As you might imagine, a single image of the brain contains an immense amount of data. Now imagine thousands of such images, which are studied using modern data analysis approaches such as statistical pattern analysis and machine learning. That’s just a glimpse into Cohen’s research. As you can see, there’s nothing simplistic about it.
“We need the [Hoffman2] cluster just to go through data of this size,” he said.
UCLA’s Hoffman2 is the largest and most powerful cluster in the UC system. Faculty members (and their students) across all disciplines are welcome to join the cluster, which is hosted by the Institute for Digital Research and Education. For Cohen, who holds appointments in the departments of Psychiatry and Behavioral Science, Neurology, Psychology, Radiological Science and Bioengineering, the decision to opt in was a no-brainer.
“Buying these kinds of toys for our lab is impracticably expensive,” he said. “Apple had given me a small cluster that I housed in the [Academic Technology Services] area. I segued into the big cluster.”
For a study about seizures and epilepsy, Cohen’s trainees are analyzing post-seizure EEGs from 1,800 individuals. The goal is to detect statistical patterns in the data that might one day lead to the development of a predictive tool regarding epilepsy. Once again, he has turned to the Hoffman2 for his computational needs.
“We couldn’t do this at all without the cluster,” he said. “The EEG data sets are huge. The Hoffman2 takes a couple of days to go through all the data, using about 1,000 processors at a time.”
By comparison, Cohen estimated that a solitary high-end computer would take 40 times longer to get through the data, turning a two-day project into a nearly three-month project.

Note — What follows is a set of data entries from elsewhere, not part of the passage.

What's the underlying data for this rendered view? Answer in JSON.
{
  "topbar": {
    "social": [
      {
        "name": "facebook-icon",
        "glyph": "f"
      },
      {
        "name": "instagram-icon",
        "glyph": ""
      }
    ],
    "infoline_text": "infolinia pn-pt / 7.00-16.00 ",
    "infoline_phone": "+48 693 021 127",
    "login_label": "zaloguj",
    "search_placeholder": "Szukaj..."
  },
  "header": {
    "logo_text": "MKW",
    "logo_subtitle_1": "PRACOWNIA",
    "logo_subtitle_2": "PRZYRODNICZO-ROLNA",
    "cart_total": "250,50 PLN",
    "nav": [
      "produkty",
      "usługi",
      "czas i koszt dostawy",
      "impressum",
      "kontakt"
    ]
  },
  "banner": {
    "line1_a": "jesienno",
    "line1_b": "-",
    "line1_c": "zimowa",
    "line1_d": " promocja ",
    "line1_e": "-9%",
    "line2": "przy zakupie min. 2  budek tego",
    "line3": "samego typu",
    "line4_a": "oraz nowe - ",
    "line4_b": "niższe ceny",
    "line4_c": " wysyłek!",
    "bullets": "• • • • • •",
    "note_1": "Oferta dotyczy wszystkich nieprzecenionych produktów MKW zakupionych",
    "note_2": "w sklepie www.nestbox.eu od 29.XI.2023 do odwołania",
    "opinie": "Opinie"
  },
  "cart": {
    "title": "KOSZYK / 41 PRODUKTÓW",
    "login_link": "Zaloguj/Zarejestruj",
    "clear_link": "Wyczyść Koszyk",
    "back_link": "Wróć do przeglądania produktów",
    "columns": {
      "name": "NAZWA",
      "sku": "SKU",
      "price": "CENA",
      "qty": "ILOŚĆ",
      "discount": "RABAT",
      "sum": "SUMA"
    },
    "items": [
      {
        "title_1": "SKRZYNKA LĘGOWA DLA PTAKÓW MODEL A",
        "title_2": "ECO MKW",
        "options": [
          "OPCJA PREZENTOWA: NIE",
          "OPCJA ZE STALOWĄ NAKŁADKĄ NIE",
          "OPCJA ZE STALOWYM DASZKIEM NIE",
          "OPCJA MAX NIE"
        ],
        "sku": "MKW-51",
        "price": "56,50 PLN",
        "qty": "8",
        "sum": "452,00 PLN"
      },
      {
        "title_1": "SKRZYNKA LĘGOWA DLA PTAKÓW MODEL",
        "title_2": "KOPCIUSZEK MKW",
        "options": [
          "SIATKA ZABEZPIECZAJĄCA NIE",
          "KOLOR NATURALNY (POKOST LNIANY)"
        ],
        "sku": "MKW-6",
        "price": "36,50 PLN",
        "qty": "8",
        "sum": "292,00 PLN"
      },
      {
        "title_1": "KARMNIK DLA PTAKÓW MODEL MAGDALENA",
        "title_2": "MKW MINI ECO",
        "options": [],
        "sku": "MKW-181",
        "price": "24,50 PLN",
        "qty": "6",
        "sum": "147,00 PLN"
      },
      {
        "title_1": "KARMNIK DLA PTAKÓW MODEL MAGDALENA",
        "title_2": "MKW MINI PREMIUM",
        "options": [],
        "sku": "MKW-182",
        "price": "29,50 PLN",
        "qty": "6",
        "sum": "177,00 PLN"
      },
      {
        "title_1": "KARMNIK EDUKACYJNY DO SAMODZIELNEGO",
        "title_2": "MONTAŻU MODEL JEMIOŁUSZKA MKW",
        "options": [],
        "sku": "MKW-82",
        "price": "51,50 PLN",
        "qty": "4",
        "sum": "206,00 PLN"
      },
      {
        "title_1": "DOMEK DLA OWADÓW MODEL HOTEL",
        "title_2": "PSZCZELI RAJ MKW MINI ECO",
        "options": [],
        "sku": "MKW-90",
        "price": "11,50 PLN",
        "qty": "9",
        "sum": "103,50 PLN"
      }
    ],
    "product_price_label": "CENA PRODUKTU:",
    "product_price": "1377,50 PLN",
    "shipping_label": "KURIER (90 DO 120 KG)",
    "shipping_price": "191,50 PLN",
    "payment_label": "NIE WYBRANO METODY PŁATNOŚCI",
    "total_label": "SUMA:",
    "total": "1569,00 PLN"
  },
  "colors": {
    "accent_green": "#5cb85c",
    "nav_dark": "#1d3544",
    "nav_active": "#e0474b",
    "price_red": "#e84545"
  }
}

It’s no wonder he considers the cluster a necessary resource.
“We’re not looking back,” he said. “It’s the right way to go.”